This is a very strange sub... If one were to put these giants into a world, it would probably have to be at the cost of the more normal kind of giants to make some sense. Otherwise, why can some giants support their own weight and these cannot. Not really sure what they are made of, but they put me in mind of the Moai Statues somehow. Maybe that part about the earlobes. May I ask where your inspiration came from?
...What? Those two statements contradict eachother, first you're saying I'm wrong, then you go on to tell me I'm right? I wasn't being ironic or anything, I was trying to pay you a compliment. I think you misunderstood either my intentions or the word plausible. O.o Go to Comment
Nice. I can just imagine her standing on that hill mooing. This started a whole bunch of questions in my mind, mostly related to milking... O.o But seriously though, not trying to ridicule your piece, it was creative and all, as my score reflects. Do you play 4E? Go to Comment
I like it. Simple but with a lot of uses. Now, don't bite my head off. But I have a few things to say about grammar(even though it doesn't affect your score);
Terrified, the young man turned to run, but as more of those tendrils lashed themselves onto his body (I think you meant latched here).
During the daytime, it's powers are largely dampened and it's Shadow-Servant melts away
•While travelling the swamps in the daytime, one of the PC's
•The PC's have been asked to the Princes name-day celebration
As for all of these, think about "it's" as an abbreviation of "it is". So anywhere it is doesn't fit, use its instead. As for anything else, the apostrophe is used to indicate ownership. With that last sentence, the apostrophe in the PC's should be moved to the Princes instead. The Prince "owns" the name-day celebration, it is his celebration, but the PCs don't own have been asked. This is also true when used in names, e.g. Bob's car. It also holds true with names ending with an s, such as Dennis's car. Hope you take this as it is intended, in a friendly manner. Go to Comment
Alright, I wasn't aware of whether or not you knew, since you had repeated the mistake throughout and in another sub as well. I meant no disrespect. But honestly, people who choose to be offended, those are people I probably would have fallen out with sooner or later anyways. I've allready ranted about this in the chatbox, so I won't repeat it here. I'm generally pretty laid back, but when it comes to submissions, I feel like it is a good idea to try and help eachother out. Because some of the people on here, might become writers one day, and if they've got it down before they start on that novel, it will be so much easier for them. Of course not everyone on here wants to become writers, and if they disapprove, I will back off. But I'll tell you one thing, I hold myself to as high a standard as I do everyone else, and I'm not even a native English speaker. Go to Comment
I really don't like the technomancer aspects some credit the Gnomes or Dwarves with, my dwarfs are a primitive lot. That being said though, there's nothing wrong with this submission. I can't seem to dislike anything dwarven for very long. And a nice tie in with those other submissions as well. Go to Comment

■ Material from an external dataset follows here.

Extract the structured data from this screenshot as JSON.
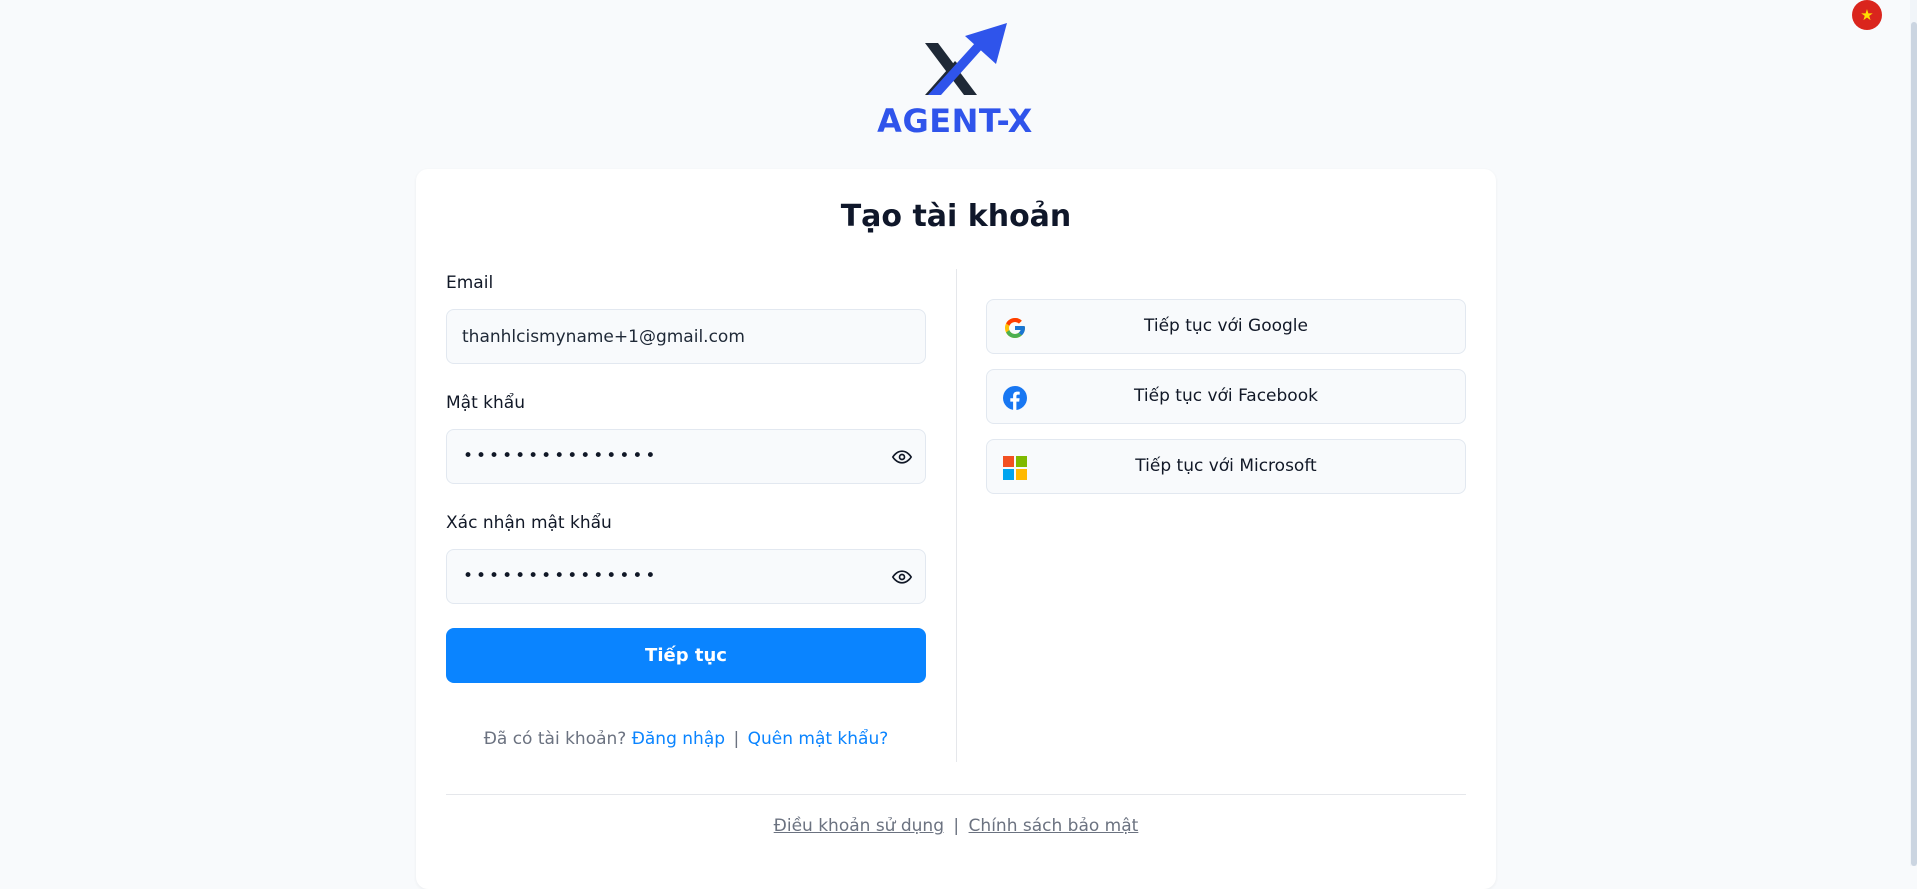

Thank you. I think I'll add those first things you suggested, when I find the time. The penalty for weight however, I'll leave up to the realistic DMs. After all, there are plenty of adventurers swinging around huge bastard swords on an everyday basis. Otherwise it should be restricted to flavour text. "You take off the cumbersome helmet and feel like the world has been lifted from your shoulders, your hair is dripping with sweat and your neck is aching." That kind of thing.
The honey and splitting the swarm up parts seems rather complicated though. I wouldn't want to keep track of such things, I don't know if a lot of others would. But naturally that could also be used for flavour, by all means.
The ochre sands stretch for miles around. Something kicks up the dust. It's a yak. A desert-yak. It ambles slowly, nuzzling the ground for the low-growing shrubs. The ranger freezes. "Stay very still," he warns. "Don't move at all."
"What is it?" you ask, breathlessly.
"It's the most dangerous creature in the whole Ocadian desert. And it's about to eat that yak..."